*TASK REQUIREMENTS:* Print every entry again, precisely as written.

*RECORDED INFORMATION:*
== Segment start ==
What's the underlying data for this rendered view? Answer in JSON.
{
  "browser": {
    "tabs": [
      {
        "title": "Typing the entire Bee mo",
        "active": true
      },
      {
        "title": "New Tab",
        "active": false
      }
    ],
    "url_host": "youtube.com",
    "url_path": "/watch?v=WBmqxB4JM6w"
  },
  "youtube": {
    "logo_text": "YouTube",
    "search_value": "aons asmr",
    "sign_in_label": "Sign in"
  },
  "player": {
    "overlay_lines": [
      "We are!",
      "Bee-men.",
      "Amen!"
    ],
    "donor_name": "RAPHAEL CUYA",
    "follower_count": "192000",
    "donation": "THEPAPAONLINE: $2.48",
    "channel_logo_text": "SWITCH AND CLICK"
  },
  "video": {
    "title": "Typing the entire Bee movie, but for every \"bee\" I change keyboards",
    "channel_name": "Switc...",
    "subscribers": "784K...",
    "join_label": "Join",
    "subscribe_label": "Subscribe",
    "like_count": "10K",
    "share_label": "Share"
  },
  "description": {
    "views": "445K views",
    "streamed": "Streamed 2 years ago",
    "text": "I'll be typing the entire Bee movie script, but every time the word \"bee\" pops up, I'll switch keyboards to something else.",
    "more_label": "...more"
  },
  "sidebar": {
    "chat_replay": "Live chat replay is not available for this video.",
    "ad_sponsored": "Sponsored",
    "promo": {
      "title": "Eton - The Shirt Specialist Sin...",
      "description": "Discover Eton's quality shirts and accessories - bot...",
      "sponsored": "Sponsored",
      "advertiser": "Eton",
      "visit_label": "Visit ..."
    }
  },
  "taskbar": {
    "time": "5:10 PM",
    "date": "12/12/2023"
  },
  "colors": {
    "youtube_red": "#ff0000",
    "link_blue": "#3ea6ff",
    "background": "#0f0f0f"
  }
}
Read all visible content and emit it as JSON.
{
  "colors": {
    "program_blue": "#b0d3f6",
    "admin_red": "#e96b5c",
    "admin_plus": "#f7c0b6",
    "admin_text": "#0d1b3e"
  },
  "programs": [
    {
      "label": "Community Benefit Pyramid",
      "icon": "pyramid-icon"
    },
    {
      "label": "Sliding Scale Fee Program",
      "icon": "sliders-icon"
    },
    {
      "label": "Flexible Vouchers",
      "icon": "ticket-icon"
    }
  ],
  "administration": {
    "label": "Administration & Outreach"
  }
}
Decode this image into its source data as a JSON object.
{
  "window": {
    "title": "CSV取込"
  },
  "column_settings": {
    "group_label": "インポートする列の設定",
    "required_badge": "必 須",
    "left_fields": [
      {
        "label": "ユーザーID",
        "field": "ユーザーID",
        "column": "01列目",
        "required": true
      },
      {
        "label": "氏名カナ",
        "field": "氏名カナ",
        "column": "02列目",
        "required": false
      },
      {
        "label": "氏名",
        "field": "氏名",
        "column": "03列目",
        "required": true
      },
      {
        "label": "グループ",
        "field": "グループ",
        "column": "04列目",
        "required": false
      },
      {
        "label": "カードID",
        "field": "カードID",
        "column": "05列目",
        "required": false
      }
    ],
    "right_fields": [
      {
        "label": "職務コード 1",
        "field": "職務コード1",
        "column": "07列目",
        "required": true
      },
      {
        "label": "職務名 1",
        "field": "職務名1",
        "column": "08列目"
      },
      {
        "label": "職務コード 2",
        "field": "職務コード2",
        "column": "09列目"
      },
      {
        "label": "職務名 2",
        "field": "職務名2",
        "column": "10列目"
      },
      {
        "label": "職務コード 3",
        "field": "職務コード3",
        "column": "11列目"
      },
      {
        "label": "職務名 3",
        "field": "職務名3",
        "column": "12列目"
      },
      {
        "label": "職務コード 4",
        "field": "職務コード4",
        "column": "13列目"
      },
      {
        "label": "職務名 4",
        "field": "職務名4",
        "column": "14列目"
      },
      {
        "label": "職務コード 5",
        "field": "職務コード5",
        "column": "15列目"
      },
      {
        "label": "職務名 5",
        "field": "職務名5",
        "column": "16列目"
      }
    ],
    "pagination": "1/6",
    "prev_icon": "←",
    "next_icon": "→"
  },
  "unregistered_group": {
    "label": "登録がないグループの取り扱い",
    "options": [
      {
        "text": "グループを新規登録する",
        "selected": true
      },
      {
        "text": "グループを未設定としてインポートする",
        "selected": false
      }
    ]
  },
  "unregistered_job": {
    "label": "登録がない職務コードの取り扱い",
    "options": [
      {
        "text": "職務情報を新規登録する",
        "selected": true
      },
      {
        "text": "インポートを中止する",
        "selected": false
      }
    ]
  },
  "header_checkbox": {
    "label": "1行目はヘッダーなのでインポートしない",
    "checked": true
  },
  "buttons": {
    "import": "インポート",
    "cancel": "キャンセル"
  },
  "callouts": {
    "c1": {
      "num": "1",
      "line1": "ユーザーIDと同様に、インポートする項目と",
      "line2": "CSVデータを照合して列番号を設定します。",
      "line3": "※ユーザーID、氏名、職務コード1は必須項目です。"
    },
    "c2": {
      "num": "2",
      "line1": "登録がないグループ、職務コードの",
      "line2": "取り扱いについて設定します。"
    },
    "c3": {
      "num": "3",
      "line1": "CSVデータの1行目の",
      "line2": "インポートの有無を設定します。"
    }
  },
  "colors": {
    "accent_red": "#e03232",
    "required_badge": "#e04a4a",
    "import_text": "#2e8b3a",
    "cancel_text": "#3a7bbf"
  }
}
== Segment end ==
*TASK RESULT:*
What's the underlying data for this rendered view? Answer in JSON.
{
  "browser": {
    "tabs": [
      {
        "title": "Typing the entire Bee mo",
        "active": true
      },
      {
        "title": "New Tab",
        "active": false
      }
    ],
    "url_host": "youtube.com",
    "url_path": "/watch?v=WBmqxB4JM6w"
  },
  "youtube": {
    "logo_text": "YouTube",
    "search_value": "aons asmr",
    "sign_in_label": "Sign in"
  },
  "player": {
    "overlay_lines": [
      "We are!",
      "Bee-men.",
      "Amen!"
    ],
    "donor_name": "RAPHAEL CUYA",
    "follower_count": "192000",
    "donation": "THEPAPAONLINE: $2.48",
    "channel_logo_text": "SWITCH AND CLICK"
  },
  "video": {
    "title": "Typing the entire Bee movie, but for every \"bee\" I change keyboards",
    "channel_name": "Switc...",
    "subscribers": "784K...",
    "join_label": "Join",
    "subscribe_label": "Subscribe",
    "like_count": "10K",
    "share_label": "Share"
  },
  "description": {
    "views": "445K views",
    "streamed": "Streamed 2 years ago",
    "text": "I'll be typing the entire Bee movie script, but every time the word \"bee\" pops up, I'll switch keyboards to something else.",
    "more_label": "...more"
  },
  "sidebar": {
    "chat_replay": "Live chat replay is not available for this video.",
    "ad_sponsored": "Sponsored",
    "promo": {
      "title": "Eton - The Shirt Specialist Sin...",
      "description": "Discover Eton's quality shirts and accessories - bot...",
      "sponsored": "Sponsored",
      "advertiser": "Eton",
      "visit_label": "Visit ..."
    }
  },
  "taskbar": {
    "time": "5:10 PM",
    "date": "12/12/2023"
  },
  "colors": {
    "youtube_red": "#ff0000",
    "link_blue": "#3ea6ff",
    "background": "#0f0f0f"
  }
}
Read all visible content and emit it as JSON.
{
  "colors": {
    "program_blue": "#b0d3f6",
    "admin_red": "#e96b5c",
    "admin_plus": "#f7c0b6",
    "admin_text": "#0d1b3e"
  },
  "programs": [
    {
      "label": "Community Benefit Pyramid",
      "icon": "pyramid-icon"
    },
    {
      "label": "Sliding Scale Fee Program",
      "icon": "sliders-icon"
    },
    {
      "label": "Flexible Vouchers",
      "icon": "ticket-icon"
    }
  ],
  "administration": {
    "label": "Administration & Outreach"
  }
}
Decode this image into its source data as a JSON object.
{
  "window": {
    "title": "CSV取込"
  },
  "column_settings": {
    "group_label": "インポートする列の設定",
    "required_badge": "必 須",
    "left_fields": [
      {
        "label": "ユーザーID",
        "field": "ユーザーID",
        "column": "01列目",
        "required": true
      },
      {
        "label": "氏名カナ",
        "field": "氏名カナ",
        "column": "02列目",
        "required": false
      },
      {
        "label": "氏名",
        "field": "氏名",
        "column": "03列目",
        "required": true
      },
      {
        "label": "グループ",
        "field": "グループ",
        "column": "04列目",
        "required": false
      },
      {
        "label": "カードID",
        "field": "カードID",
        "column": "05列目",
        "required": false
      }
    ],
    "right_fields": [
      {
        "label": "職務コード 1",
        "field": "職務コード1",
        "column": "07列目",
        "required": true
      },
      {
        "label": "職務名 1",
        "field": "職務名1",
        "column": "08列目"
      },
      {
        "label": "職務コード 2",
        "field": "職務コード2",
        "column": "09列目"
      },
      {
        "label": "職務名 2",
        "field": "職務名2",
        "column": "10列目"
      },
      {
        "label": "職務コード 3",
        "field": "職務コード3",
        "column": "11列目"
      },
      {
        "label": "職務名 3",
        "field": "職務名3",
        "column": "12列目"
      },
      {
        "label": "職務コード 4",
        "field": "職務コード4",
        "column": "13列目"
      },
      {
        "label": "職務名 4",
        "field": "職務名4",
        "column": "14列目"
      },
      {
        "label": "職務コード 5",
        "field": "職務コード5",
        "column": "15列目"
      },
      {
        "label": "職務名 5",
        "field": "職務名5",
        "column": "16列目"
      }
    ],
    "pagination": "1/6",
    "prev_icon": "←",
    "next_icon": "→"
  },
  "unregistered_group": {
    "label": "登録がないグループの取り扱い",
    "options": [
      {
        "text": "グループを新規登録する",
        "selected": true
      },
      {
        "text": "グループを未設定としてインポートする",
        "selected": false
      }
    ]
  },
  "unregistered_job": {
    "label": "登録がない職務コードの取り扱い",
    "options": [
      {
        "text": "職務情報を新規登録する",
        "selected": true
      },
      {
        "text": "インポートを中止する",
        "selected": false
      }
    ]
  },
  "header_checkbox": {
    "label": "1行目はヘッダーなのでインポートしない",
    "checked": true
  },
  "buttons": {
    "import": "インポート",
    "cancel": "キャンセル"
  },
  "callouts": {
    "c1": {
      "num": "1",
      "line1": "ユーザーIDと同様に、インポートする項目と",
      "line2": "CSVデータを照合して列番号を設定します。",
      "line3": "※ユーザーID、氏名、職務コード1は必須項目です。"
    },
    "c2": {
      "num": "2",
      "line1": "登録がないグループ、職務コードの",
      "line2": "取り扱いについて設定します。"
    },
    "c3": {
      "num": "3",
      "line1": "CSVデータの1行目の",
      "line2": "インポートの有無を設定します。"
    }
  },
  "colors": {
    "accent_red": "#e03232",
    "required_badge": "#e04a4a",
    "import_text": "#2e8b3a",
    "cancel_text": "#3a7bbf"
  }
}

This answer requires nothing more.